* Records supplied
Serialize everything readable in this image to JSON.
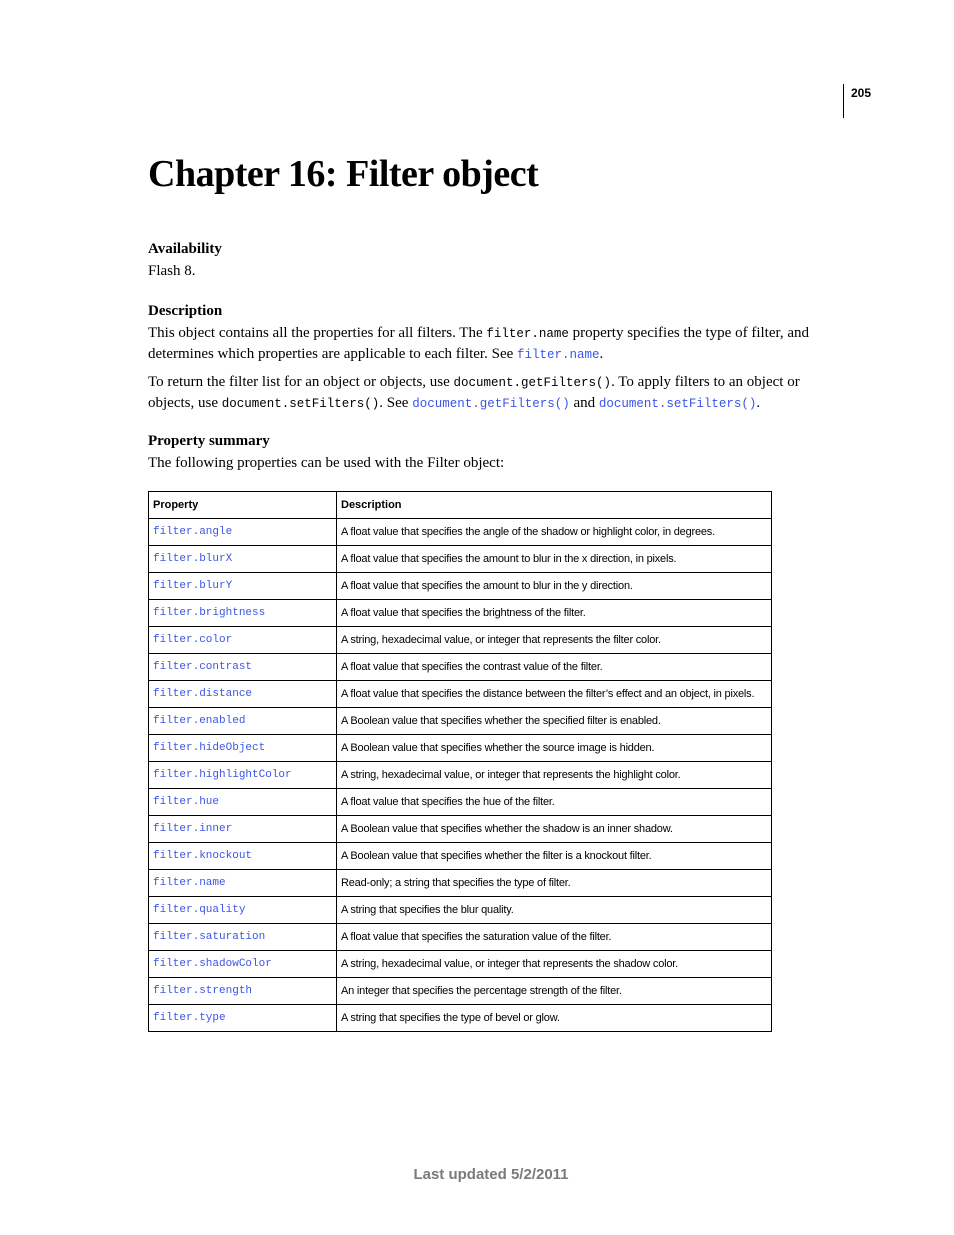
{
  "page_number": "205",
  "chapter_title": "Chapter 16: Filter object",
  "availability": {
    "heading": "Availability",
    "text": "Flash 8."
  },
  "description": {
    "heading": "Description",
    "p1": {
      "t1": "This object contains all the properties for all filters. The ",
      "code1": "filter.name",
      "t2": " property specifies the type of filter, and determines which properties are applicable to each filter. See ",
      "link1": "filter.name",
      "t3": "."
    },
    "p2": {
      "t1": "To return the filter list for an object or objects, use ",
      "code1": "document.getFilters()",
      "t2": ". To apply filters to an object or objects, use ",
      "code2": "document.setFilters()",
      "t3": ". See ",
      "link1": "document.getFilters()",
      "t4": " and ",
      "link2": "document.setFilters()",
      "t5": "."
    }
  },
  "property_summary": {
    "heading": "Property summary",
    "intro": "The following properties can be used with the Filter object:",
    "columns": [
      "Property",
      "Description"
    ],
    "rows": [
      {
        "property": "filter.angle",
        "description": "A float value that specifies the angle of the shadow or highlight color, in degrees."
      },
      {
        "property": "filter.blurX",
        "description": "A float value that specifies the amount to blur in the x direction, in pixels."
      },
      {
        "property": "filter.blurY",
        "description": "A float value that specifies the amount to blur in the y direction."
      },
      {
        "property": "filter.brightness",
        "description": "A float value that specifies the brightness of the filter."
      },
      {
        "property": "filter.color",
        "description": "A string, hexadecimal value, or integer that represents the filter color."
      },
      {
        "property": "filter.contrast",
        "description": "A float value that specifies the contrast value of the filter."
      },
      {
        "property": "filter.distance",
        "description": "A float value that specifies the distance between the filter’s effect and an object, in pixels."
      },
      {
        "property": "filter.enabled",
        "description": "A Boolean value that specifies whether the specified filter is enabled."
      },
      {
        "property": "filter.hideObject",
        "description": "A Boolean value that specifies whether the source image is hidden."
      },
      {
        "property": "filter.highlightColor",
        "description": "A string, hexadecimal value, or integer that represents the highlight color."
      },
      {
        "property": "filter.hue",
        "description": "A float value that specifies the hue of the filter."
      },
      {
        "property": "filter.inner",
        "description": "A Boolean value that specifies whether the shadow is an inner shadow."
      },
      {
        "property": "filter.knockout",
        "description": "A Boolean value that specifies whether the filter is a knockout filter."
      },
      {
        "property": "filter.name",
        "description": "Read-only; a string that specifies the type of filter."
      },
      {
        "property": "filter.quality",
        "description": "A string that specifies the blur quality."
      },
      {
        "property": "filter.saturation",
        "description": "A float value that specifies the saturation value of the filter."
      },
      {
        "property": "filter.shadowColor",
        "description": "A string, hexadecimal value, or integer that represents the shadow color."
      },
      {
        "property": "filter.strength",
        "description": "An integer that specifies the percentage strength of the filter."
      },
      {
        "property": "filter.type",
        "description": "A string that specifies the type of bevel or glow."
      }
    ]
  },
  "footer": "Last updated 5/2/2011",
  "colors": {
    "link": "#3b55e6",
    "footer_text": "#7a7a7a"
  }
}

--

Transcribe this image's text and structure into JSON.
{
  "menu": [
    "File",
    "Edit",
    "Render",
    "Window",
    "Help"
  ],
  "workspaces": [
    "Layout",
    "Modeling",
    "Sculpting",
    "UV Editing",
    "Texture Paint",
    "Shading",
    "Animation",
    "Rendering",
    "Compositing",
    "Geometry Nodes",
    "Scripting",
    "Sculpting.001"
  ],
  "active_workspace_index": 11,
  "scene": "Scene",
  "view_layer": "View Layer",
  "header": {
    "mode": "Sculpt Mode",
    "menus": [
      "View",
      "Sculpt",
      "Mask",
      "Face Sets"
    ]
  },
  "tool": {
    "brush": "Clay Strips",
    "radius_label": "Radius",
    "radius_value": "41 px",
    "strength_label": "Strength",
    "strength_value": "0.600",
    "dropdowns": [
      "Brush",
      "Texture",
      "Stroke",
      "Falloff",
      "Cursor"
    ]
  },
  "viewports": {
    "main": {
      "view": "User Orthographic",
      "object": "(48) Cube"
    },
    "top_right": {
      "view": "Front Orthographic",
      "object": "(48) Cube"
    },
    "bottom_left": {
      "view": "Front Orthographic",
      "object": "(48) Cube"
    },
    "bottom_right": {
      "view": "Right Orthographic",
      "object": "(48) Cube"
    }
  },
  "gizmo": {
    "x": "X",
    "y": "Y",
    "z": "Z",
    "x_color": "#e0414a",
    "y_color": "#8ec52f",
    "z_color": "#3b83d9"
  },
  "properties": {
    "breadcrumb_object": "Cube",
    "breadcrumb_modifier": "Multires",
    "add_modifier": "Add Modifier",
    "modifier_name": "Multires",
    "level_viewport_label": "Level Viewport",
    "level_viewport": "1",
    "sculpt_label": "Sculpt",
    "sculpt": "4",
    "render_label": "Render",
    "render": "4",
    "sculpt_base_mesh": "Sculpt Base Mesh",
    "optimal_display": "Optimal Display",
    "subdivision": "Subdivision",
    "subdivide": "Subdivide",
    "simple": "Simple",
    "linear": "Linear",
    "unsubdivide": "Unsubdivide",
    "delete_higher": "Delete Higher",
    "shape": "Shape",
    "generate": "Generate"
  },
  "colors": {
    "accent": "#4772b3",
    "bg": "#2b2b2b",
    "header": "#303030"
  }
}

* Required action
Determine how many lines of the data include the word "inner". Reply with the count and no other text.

* Reply
2